EXTRACTED INFORMATION START

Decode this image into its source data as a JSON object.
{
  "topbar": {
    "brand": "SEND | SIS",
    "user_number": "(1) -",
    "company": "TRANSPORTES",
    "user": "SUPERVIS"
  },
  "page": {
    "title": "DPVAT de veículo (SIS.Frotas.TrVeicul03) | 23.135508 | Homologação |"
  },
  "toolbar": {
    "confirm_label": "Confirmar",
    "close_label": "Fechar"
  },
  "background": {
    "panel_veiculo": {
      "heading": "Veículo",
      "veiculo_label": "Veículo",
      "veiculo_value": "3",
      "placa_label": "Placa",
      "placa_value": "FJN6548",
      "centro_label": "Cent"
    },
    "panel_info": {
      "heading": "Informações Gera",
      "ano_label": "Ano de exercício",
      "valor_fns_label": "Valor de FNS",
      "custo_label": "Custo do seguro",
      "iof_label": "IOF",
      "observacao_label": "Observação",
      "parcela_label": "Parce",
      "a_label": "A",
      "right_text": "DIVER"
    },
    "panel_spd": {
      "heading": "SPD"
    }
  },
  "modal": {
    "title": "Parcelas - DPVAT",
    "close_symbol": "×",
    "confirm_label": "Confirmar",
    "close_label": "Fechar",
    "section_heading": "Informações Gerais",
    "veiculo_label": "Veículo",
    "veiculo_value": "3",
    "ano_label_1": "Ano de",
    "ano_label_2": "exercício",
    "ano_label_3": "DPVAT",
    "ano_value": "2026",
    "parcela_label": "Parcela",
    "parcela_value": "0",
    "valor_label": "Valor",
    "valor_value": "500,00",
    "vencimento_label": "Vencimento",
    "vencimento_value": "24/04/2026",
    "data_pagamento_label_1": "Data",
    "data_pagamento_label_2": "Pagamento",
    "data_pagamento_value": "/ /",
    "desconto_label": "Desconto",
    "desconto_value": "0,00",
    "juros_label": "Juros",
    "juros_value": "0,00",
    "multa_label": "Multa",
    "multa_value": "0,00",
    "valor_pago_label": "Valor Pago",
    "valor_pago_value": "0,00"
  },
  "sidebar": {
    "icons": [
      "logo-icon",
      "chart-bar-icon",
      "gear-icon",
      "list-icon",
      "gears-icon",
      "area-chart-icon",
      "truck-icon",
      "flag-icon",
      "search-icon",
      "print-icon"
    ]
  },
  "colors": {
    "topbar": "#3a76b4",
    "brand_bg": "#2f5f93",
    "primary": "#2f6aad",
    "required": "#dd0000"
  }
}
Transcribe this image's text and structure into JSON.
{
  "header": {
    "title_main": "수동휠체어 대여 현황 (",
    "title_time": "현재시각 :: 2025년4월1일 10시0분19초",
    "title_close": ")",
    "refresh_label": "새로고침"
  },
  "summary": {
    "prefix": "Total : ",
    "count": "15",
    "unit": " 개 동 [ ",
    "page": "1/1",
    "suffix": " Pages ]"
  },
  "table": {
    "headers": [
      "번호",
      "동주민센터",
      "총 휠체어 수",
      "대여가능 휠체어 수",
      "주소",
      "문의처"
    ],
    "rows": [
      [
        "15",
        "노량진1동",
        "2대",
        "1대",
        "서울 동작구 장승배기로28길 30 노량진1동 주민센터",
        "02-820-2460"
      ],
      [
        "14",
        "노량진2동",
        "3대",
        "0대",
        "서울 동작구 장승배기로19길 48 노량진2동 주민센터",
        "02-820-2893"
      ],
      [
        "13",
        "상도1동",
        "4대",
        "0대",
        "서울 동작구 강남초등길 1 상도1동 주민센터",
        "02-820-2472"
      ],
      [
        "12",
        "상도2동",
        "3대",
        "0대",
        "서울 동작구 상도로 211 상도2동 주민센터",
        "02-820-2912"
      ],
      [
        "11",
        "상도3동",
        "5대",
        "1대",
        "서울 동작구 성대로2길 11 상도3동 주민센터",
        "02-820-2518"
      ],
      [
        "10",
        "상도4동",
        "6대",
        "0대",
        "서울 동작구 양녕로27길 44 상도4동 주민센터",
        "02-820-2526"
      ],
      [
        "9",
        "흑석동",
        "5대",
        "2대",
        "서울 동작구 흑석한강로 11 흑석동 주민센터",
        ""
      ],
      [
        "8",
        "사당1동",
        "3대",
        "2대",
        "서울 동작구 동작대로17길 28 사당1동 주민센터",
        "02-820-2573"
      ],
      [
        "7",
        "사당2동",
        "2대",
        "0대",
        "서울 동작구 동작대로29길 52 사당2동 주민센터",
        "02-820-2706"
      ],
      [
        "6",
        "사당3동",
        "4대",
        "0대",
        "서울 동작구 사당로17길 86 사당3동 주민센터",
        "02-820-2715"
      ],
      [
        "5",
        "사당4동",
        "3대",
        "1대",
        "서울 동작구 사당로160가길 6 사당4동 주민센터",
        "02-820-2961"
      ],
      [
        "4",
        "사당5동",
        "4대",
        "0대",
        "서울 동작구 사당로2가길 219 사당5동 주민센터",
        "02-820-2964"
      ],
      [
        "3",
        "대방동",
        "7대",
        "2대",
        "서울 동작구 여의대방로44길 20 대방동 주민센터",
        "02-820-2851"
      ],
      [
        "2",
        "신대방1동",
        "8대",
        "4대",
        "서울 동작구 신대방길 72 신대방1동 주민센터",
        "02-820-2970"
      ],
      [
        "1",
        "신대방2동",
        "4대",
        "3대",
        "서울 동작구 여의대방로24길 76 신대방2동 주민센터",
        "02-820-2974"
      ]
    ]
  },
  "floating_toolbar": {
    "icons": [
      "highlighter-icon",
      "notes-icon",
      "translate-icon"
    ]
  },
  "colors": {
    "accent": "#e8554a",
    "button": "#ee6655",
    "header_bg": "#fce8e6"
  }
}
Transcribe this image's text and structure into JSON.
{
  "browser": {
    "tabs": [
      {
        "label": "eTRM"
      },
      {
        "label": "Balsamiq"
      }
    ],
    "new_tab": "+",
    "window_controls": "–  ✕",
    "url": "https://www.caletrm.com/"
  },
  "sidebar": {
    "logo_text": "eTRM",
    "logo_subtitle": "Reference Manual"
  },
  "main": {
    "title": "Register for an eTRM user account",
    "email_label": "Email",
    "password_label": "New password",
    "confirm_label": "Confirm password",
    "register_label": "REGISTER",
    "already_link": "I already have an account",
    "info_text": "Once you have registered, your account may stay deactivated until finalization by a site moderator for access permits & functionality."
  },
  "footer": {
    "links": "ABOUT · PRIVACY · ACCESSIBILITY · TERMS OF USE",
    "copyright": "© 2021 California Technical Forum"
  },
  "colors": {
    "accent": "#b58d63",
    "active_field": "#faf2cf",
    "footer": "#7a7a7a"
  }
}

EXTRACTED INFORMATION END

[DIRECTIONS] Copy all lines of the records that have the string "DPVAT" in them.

[TASK OUTPUT]
    "title": "DPVAT de veículo (SIS.Frotas.TrVeicul03) | 23.135508 | Homologação |"
    "title": "Parcelas - DPVAT",
    "ano_label_3": "DPVAT",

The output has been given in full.